EXERCISE =
Nothing in the records may change. Print them all again.

EXCERPTED RECORDS =
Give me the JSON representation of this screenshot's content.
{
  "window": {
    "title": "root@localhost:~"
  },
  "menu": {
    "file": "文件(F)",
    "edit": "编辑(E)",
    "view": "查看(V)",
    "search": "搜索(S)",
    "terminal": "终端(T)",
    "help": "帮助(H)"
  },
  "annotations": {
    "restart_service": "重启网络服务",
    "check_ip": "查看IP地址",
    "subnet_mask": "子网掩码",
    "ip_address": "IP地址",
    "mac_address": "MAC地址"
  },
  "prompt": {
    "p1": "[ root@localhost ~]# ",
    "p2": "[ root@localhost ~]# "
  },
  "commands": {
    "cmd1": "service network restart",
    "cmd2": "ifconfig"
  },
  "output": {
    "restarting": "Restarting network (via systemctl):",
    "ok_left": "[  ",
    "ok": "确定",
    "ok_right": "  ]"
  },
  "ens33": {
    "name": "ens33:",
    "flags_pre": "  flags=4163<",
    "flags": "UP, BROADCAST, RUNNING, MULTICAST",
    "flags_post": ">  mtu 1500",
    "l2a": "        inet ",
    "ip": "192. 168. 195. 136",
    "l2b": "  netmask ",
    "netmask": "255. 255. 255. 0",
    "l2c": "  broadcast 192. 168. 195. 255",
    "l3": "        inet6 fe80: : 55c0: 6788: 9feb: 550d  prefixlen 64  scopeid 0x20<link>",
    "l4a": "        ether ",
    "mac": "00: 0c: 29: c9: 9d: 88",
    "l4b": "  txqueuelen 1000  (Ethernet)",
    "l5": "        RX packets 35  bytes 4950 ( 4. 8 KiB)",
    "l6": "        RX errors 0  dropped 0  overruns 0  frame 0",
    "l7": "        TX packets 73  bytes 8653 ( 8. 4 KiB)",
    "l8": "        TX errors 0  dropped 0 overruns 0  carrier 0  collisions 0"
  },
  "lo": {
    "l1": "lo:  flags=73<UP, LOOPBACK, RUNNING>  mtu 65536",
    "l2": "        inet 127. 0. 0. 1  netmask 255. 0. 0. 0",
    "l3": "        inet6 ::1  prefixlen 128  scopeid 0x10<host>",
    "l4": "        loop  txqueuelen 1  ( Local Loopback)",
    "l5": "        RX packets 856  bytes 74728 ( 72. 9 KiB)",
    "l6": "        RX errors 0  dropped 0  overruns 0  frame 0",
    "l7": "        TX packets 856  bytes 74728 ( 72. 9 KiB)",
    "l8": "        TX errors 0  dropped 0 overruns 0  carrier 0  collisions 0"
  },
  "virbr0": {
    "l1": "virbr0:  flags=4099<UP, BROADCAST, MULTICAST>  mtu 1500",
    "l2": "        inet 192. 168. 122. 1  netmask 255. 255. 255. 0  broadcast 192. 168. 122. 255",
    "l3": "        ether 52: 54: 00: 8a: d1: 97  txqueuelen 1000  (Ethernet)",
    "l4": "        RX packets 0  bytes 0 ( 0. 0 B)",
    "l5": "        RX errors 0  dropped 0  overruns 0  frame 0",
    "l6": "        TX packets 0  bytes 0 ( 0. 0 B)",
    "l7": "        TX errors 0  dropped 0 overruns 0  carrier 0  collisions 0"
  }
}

SOLUTION TO THE PROBLEM =
Give me the JSON representation of this screenshot's content.
{
  "window": {
    "title": "root@localhost:~"
  },
  "menu": {
    "file": "文件(F)",
    "edit": "编辑(E)",
    "view": "查看(V)",
    "search": "搜索(S)",
    "terminal": "终端(T)",
    "help": "帮助(H)"
  },
  "annotations": {
    "restart_service": "重启网络服务",
    "check_ip": "查看IP地址",
    "subnet_mask": "子网掩码",
    "ip_address": "IP地址",
    "mac_address": "MAC地址"
  },
  "prompt": {
    "p1": "[ root@localhost ~]# ",
    "p2": "[ root@localhost ~]# "
  },
  "commands": {
    "cmd1": "service network restart",
    "cmd2": "ifconfig"
  },
  "output": {
    "restarting": "Restarting network (via systemctl):",
    "ok_left": "[  ",
    "ok": "确定",
    "ok_right": "  ]"
  },
  "ens33": {
    "name": "ens33:",
    "flags_pre": "  flags=4163<",
    "flags": "UP, BROADCAST, RUNNING, MULTICAST",
    "flags_post": ">  mtu 1500",
    "l2a": "        inet ",
    "ip": "192. 168. 195. 136",
    "l2b": "  netmask ",
    "netmask": "255. 255. 255. 0",
    "l2c": "  broadcast 192. 168. 195. 255",
    "l3": "        inet6 fe80: : 55c0: 6788: 9feb: 550d  prefixlen 64  scopeid 0x20<link>",
    "l4a": "        ether ",
    "mac": "00: 0c: 29: c9: 9d: 88",
    "l4b": "  txqueuelen 1000  (Ethernet)",
    "l5": "        RX packets 35  bytes 4950 ( 4. 8 KiB)",
    "l6": "        RX errors 0  dropped 0  overruns 0  frame 0",
    "l7": "        TX packets 73  bytes 8653 ( 8. 4 KiB)",
    "l8": "        TX errors 0  dropped 0 overruns 0  carrier 0  collisions 0"
  },
  "lo": {
    "l1": "lo:  flags=73<UP, LOOPBACK, RUNNING>  mtu 65536",
    "l2": "        inet 127. 0. 0. 1  netmask 255. 0. 0. 0",
    "l3": "        inet6 ::1  prefixlen 128  scopeid 0x10<host>",
    "l4": "        loop  txqueuelen 1  ( Local Loopback)",
    "l5": "        RX packets 856  bytes 74728 ( 72. 9 KiB)",
    "l6": "        RX errors 0  dropped 0  overruns 0  frame 0",
    "l7": "        TX packets 856  bytes 74728 ( 72. 9 KiB)",
    "l8": "        TX errors 0  dropped 0 overruns 0  carrier 0  collisions 0"
  },
  "virbr0": {
    "l1": "virbr0:  flags=4099<UP, BROADCAST, MULTICAST>  mtu 1500",
    "l2": "        inet 192. 168. 122. 1  netmask 255. 255. 255. 0  broadcast 192. 168. 122. 255",
    "l3": "        ether 52: 54: 00: 8a: d1: 97  txqueuelen 1000  (Ethernet)",
    "l4": "        RX packets 0  bytes 0 ( 0. 0 B)",
    "l5": "        RX errors 0  dropped 0  overruns 0  frame 0",
    "l6": "        TX packets 0  bytes 0 ( 0. 0 B)",
    "l7": "        TX errors 0  dropped 0 overruns 0  carrier 0  collisions 0"
  }
}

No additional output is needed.